Although he has built confidence through robotics, due to stress from senior year, Sanjay has dedicated more time to relax and to be with his friends to ease his mind.

Staying away from a constantly stressed mindset by worrying less about the little things gives Sanjay time to talk to friends, specifically taking long walks around campus and talking about their daily lives.

“We walk around campus and like to take laps. Those are really when we’ve had our best conversations and helps our brain flow,” Finn Frankis (12), executive president of the Harker Robotics team and close friend, said. “We’ve had some really fun times, being unrestrained, unchecked and talking about anything we want.”

Sanjay brings up the morale of his group through the words he says by laughing and having fun at the right time but still being supportive and helpful when one of his friends feels down.

“Sanjay says things that seem really minor, but they mean so much in the moment. If someone is upset, he’ll say something like ‘You’re the best,’ which is something that doesn’t seem like a big deal, but it makes such a big difference in other people’s lives,” Hari Bhimaraju (11), close friend and operations president of Harker Robotics, said. “I’ve realized that the little things that he does improve the lives around him so much.”

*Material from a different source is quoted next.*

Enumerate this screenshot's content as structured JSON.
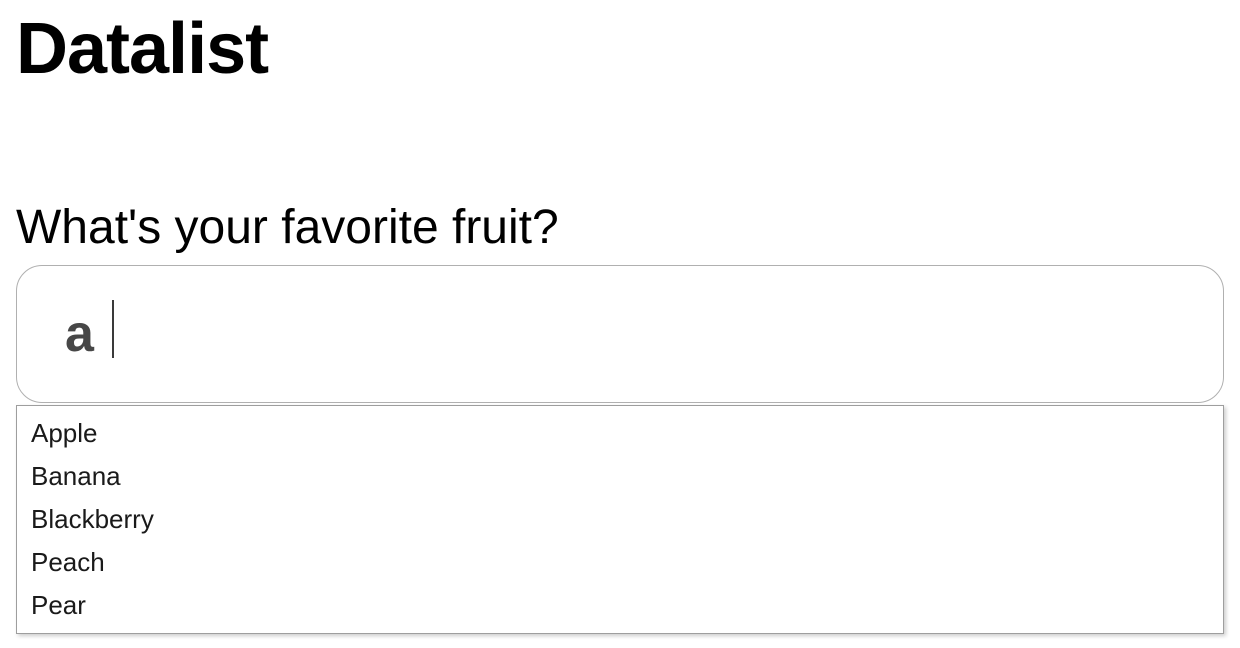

In addition to spending time with his friends to reduce his stress, he watches football with his family, a stalwart part of his Sunday since he was young.

“Both my parents lived in Texas and I was born in Texas, so it’s become a family tradition to watch football every Sunday. It’s like a cult or obsession,” Sanjay said. “I feel like that’s what it feels like when you care about something that has very little inherent value and have so much emotional attachment about the team you support.”

But at the end of the day, Sanjay puts forward his authentic self, being there for his friends, no matter the situation.

“Authenticity is one thing that he’s really stressed by being yourself and trying not to put on a face for other people. He’s just his honest and true self, and that’s one thing he embodies,” Finn said. “If you need help anywhere in your life, he’s happy to talk and help you out. He has a great sense of humor, and he’s great to talk to.”